## YOUR TASK
Pull out every line in the data that has the string "tone" in it.

---------- WORKING DATA ----------

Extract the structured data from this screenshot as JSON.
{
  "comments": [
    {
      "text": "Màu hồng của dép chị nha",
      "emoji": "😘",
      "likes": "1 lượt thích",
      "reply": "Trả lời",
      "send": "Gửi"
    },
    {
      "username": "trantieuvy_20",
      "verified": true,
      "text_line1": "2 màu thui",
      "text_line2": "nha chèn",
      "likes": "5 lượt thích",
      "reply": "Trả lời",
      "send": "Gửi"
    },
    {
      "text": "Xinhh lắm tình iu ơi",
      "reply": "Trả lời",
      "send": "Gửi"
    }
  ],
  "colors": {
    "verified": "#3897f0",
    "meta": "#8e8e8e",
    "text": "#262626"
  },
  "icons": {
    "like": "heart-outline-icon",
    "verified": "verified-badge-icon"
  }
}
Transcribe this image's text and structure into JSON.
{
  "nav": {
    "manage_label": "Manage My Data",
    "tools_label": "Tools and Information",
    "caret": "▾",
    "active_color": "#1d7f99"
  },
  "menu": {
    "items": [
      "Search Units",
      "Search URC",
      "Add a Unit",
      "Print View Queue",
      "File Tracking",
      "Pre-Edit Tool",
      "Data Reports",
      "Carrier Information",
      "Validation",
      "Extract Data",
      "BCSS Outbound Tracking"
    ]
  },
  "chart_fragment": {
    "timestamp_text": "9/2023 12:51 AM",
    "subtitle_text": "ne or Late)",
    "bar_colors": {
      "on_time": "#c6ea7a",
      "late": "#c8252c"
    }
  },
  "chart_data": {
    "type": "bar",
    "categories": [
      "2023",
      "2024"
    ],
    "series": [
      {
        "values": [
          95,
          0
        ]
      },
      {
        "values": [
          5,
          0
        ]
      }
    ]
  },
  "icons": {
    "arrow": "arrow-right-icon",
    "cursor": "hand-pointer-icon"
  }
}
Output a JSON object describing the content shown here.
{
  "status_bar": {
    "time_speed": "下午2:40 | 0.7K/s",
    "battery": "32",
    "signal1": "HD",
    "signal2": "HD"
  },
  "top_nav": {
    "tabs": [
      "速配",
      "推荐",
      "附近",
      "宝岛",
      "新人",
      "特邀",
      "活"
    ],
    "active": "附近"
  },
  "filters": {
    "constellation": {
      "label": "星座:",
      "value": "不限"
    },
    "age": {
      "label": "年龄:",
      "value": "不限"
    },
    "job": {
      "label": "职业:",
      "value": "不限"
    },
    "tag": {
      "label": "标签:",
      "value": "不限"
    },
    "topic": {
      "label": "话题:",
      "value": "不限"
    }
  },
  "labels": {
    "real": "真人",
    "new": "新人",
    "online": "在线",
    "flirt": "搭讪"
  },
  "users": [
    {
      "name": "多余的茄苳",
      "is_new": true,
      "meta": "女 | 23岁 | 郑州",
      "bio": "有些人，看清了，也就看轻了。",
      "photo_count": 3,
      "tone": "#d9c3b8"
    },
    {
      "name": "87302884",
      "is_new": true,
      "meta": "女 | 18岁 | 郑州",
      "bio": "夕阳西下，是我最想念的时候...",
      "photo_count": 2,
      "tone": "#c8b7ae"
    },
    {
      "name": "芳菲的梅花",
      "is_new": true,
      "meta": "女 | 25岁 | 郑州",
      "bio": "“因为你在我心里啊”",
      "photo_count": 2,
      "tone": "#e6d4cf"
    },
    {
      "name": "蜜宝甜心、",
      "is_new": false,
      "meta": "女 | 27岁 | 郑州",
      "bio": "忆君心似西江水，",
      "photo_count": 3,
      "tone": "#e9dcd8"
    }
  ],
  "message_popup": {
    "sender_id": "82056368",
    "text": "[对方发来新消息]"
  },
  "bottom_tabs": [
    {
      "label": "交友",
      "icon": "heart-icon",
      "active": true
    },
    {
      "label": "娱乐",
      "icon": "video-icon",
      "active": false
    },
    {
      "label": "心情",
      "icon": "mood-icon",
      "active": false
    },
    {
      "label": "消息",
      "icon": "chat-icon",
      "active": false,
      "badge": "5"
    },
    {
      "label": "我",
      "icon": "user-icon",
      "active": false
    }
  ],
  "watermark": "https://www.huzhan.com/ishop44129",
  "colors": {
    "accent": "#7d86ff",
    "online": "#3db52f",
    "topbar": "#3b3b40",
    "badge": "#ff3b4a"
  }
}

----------

## RESPONSE FOR THIS EXERCISE
      "tone": "#d9c3b8"
      "tone": "#c8b7ae"
      "tone": "#e6d4cf"
      "tone": "#e9dcd8"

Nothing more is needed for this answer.